We are spellbound by Elizabeth, totally involved with her, but not of her. Nobody--nothing--could be as free.
Elizabeth, a woman whose lambent transience--like that of a rare, brilliant butterfly--illumes and delights. And dooms: Woe to him who falls in love with a butterfly.
Around her is fabricated a novel, polished and repolished until the veins stand out. To outline the story is almost irrelevant: The larger tale centers on the colossal clash of liberty (license?) versus convention.
Jackson Coleridge (J.C.) Burdette III, fulcrum of the land-holding Burdette clan of south Georgia, meets Elizabeth in Hawaii during World War II and does what every man in the world--before or since--has wanted to: He marries her. Elizabeth: "He can have me, I thought, if he is willing to go through what I am going to put him through, and that's everything there is on earth." Elizabeth is not whistling Dixie.
A son, Jacey, is born. J.C. returns to Canaan, the ancestral 25,000 acres he is wresting by force of will into the 20th Century.
Elizabeth does not immediately follow, preferring to frolic in Hawaii with whomever, whenever, every day a cotillion. In time, she comes to Canaan, but in spirit she never comes "home." ("I am always in the same place, exactly where I want to be.")
About the Burdettes: "Their ambition was to get everything their territory could give them . . . to transfuse their own lives with the power and abundance of it . . . compelled to subdue."
There are the requisite Southern-novel eccentrics (but blended skillfully, molded rather than strewn): J.C.'s father Jack, evicted by his own driven son, who ritually throws stones at the main house in the dead of night "for the good feeling that's in it." Drunken Delight Burdette and guardian/keeper Bernard, who run a fetid zoo. Rooley Burdette, a tempest on a palette, who flies over to spray-paint silver on the tops of 1,000 acres of pines.

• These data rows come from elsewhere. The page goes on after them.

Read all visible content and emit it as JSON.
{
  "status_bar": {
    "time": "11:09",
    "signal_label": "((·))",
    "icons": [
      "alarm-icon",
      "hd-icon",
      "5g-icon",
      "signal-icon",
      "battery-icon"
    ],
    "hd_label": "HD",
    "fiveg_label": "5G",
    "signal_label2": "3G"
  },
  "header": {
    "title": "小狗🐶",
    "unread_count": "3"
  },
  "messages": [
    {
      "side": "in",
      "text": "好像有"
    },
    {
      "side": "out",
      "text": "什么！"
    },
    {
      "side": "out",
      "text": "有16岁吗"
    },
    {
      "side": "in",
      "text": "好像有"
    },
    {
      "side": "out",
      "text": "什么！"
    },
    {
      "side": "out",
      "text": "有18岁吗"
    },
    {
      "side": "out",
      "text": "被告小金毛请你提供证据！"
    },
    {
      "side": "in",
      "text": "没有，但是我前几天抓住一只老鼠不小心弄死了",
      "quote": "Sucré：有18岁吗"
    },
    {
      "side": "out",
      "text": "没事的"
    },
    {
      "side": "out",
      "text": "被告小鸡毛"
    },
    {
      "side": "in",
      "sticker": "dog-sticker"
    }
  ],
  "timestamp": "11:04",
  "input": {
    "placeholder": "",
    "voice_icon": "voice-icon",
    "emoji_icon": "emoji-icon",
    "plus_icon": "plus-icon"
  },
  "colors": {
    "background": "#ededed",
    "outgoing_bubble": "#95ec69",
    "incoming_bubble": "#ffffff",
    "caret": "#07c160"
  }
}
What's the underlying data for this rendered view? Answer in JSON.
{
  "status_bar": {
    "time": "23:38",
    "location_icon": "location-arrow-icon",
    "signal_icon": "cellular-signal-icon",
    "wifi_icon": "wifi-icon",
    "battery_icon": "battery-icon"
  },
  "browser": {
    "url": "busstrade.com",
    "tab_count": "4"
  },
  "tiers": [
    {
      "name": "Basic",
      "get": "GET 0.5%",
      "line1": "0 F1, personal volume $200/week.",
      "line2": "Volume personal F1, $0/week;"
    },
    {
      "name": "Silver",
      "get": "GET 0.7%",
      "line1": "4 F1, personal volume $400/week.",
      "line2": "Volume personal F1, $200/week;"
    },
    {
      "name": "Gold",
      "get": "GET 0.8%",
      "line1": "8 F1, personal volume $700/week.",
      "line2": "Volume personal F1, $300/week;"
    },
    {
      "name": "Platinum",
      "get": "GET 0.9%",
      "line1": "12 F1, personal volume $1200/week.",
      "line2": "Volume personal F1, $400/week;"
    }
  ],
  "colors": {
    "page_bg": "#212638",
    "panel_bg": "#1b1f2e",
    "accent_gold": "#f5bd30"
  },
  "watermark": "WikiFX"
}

About Elizabeth--surpassingly impulsive, self-centered, amoral (houseboys, strangers, women, family; she even "wished she could dig up old Langston (founder of the dynasty) and have a go at him"), so flighty as to make quicksilver seem stodgy:
"She had no plan, only an attitude, and approach."
She sees the world not to be conquered but "as a delight to experience, a confection."
"Her life was a trip without a destination. . . . The pleasure in it was seeing something new."
Elizabeth fits into Canaan like a Dervish at High Mass--but only sporadically. When the mood takes her, she shoves off downriver on a johnboat to lie with J.C.'s best friend; glides to the Caribbean to live and love among the natives; rides to the woods to become one with the wildlife (an easy metamorphosis).
She returns, never through duty--a word she does not recognize--but through a particular unfeigned affection. "I have loved everyone, she thought, but they never understood it"--an understandable reaction to a girl/woman who drives a car off a bridge out of sheer exuberance, who torches the family mansion, who tries to drown her sister-in-law, who shows up at her son's Baptist baptism on a Harley-Davidson, wearing a rhinestone kidney belt and a fruitwood rosary. . . .
Bursting from between covers meant to contain more homogenous mortals, it is Elizabeth's book, Elizabeth's life, a remarkable first novel of elusive but elemental force.
Says son Jacey, caught in the middle, to Elizabeth: "I wanted a story I could follow. This one hasn't made any sense at all."
It has, but only to Elizabeth.